The first step is to back up the files and data you want to keep, either by moving them to iCloud (or your preferred cloud service) or an external hard drive. With your important files safely offloaded, you can now begin the process of removing all traces of you from your MacBook. Here’s what you need to do:
Sign out of iTunes
Open iTunes and go to Account > Authorizations > Deauthorize This Computer.
Sign out of iCloud
Go to System Preferences > iCloud and click the Sign Out button.
Sign out of iMessage
Open the Message app and go to Messages > Preferences and click the Accounts tab. With your account selected on the left, click the Sign Out button on the right.
Unpair Bluetooth devices
If your MacBook will be leaving your possession but not your premises — maybe you’re selling your MacBook to a roommate or passing it along to your kid — then you need to unpair any Bluetooth devices that you aren’t including in the deal. To do so, go to System Preferences > Bluetooth, select a device you want to unpair, click the X button to the right of its name and then click Remove.

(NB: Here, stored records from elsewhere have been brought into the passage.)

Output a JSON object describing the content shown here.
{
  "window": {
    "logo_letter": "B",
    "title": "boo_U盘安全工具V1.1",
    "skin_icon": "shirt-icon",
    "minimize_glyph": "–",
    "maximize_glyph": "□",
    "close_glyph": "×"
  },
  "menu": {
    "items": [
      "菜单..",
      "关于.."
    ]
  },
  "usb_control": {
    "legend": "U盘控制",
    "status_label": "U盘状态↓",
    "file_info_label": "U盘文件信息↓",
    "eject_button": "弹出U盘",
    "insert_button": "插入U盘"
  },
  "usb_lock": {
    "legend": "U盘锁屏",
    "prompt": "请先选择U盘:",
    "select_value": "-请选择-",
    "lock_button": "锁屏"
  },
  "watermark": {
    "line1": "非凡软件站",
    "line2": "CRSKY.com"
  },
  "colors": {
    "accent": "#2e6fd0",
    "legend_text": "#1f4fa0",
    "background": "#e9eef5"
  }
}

Step 2: Clear data from the Touch Bar
Take a look at Step 6 of this Apple Support page on getting your Mac ready to sell. It outlines how to “clear any information stored by the Touch Bar.”
Does the Touch Bar store information that’s separate from the hard drive? Apple did not immediately respond to my request for comment, so I can only surmise that the Touch Bar stores your Touch ID data. According to this Apple Support page, your passcode and fingerprint data are stored in a separate chip Apple calls the Secure Enclave. Perhaps it is this Secure Enclave that you erasing to remove your Touch ID information stored by the Touch Bar.
You can quickly remove any Touch ID fingerprints you registered on your MacBook Pro by going to System Preferences > Touch ID and mousing over a fingerprint profile and clicking the X button and then clicking Delete. Apple Support, however, tells you to use a Terminal command while in recovery mode to clear any data stored by the Touch Bar.
Here’s what to do:
Shut down your MacBook Pro and then power it back in MacOS Recovery mode by immediately holding down Command-R after hitting the power button. If you see the MacOS Utilities window, then you have successfully entered MacOS Recovery. Ignore the options in the MacOS Utilities window and instead click Utilities in the menu bar and choose Terminal. Enter this command in Terminal.
Hit Enter, type yes to confirm your intentions and then hit Enter again. Quit Terminal and restart your MacBook per usual. You can check to see if your Touch ID was, indeed, erased by going to System Preferences > Touch ID and looking to see if your fingerprint profiles were erased.
Step 3: Erase and reinstall MacOS
After removing all traces of yourself so the next user of your MacBook Pro can start with a fresh slate, you’ll also want to erase your disk and reinstall MacOS. To erase your disk, head back to MacOS Recovery and choose Disk Utility from the utilities window. Next, select your device or volume in the sidebar of Disk Utility and click the Erase tab. You should be able to leave the three fields for Name, Format and Scheme as their default selections before clicking Erase to erase your disk.
After your disk is erased, start up again in MacOS Recovery mode and this time choose Reinstall MacOS from the utilities window. Select your disk then click Install. Don’t enter your information when your MacBook restarts to the setup assistant. You can just shut it down and let the next owner enter their information and set up the machine.
Now you’re ready to sell your MacBook. If you plan on getting another Apple computer, consider trading it in. Otherwise, follow our .